Nothing but the data below, returned exactly, should appear in the answer.

─── DATA ───

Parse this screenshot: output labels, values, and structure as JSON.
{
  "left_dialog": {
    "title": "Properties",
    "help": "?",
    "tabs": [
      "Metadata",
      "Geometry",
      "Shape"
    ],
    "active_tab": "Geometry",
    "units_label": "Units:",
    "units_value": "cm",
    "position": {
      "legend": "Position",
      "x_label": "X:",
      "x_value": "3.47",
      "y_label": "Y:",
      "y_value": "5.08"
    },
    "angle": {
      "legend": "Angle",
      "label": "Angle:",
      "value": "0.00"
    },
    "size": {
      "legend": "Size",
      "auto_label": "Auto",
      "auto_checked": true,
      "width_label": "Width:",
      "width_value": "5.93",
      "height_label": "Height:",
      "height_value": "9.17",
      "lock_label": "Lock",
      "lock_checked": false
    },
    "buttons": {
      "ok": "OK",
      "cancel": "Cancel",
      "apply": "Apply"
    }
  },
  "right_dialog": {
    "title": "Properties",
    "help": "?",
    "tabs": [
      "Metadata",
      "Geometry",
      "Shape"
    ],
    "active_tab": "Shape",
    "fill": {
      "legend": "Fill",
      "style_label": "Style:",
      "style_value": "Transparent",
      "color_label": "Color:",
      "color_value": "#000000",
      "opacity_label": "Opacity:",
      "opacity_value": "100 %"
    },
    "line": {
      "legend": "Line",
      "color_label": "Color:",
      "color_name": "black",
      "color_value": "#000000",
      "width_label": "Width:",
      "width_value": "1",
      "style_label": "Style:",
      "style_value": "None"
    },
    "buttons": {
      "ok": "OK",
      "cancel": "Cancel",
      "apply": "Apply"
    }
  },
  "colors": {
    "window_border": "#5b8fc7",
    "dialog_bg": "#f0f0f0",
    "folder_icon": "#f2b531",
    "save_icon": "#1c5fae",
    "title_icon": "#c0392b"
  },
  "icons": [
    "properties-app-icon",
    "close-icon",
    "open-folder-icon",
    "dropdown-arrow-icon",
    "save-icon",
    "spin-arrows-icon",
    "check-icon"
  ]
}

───

• [EXERCISE OUTPUT]
Parse this screenshot: output labels, values, and structure as JSON.
{
  "left_dialog": {
    "title": "Properties",
    "help": "?",
    "tabs": [
      "Metadata",
      "Geometry",
      "Shape"
    ],
    "active_tab": "Geometry",
    "units_label": "Units:",
    "units_value": "cm",
    "position": {
      "legend": "Position",
      "x_label": "X:",
      "x_value": "3.47",
      "y_label": "Y:",
      "y_value": "5.08"
    },
    "angle": {
      "legend": "Angle",
      "label": "Angle:",
      "value": "0.00"
    },
    "size": {
      "legend": "Size",
      "auto_label": "Auto",
      "auto_checked": true,
      "width_label": "Width:",
      "width_value": "5.93",
      "height_label": "Height:",
      "height_value": "9.17",
      "lock_label": "Lock",
      "lock_checked": false
    },
    "buttons": {
      "ok": "OK",
      "cancel": "Cancel",
      "apply": "Apply"
    }
  },
  "right_dialog": {
    "title": "Properties",
    "help": "?",
    "tabs": [
      "Metadata",
      "Geometry",
      "Shape"
    ],
    "active_tab": "Shape",
    "fill": {
      "legend": "Fill",
      "style_label": "Style:",
      "style_value": "Transparent",
      "color_label": "Color:",
      "color_value": "#000000",
      "opacity_label": "Opacity:",
      "opacity_value": "100 %"
    },
    "line": {
      "legend": "Line",
      "color_label": "Color:",
      "color_name": "black",
      "color_value": "#000000",
      "width_label": "Width:",
      "width_value": "1",
      "style_label": "Style:",
      "style_value": "None"
    },
    "buttons": {
      "ok": "OK",
      "cancel": "Cancel",
      "apply": "Apply"
    }
  },
  "colors": {
    "window_border": "#5b8fc7",
    "dialog_bg": "#f0f0f0",
    "folder_icon": "#f2b531",
    "save_icon": "#1c5fae",
    "title_icon": "#c0392b"
  },
  "icons": [
    "properties-app-icon",
    "close-icon",
    "open-folder-icon",
    "dropdown-arrow-icon",
    "save-icon",
    "spin-arrows-icon",
    "check-icon"
  ]
}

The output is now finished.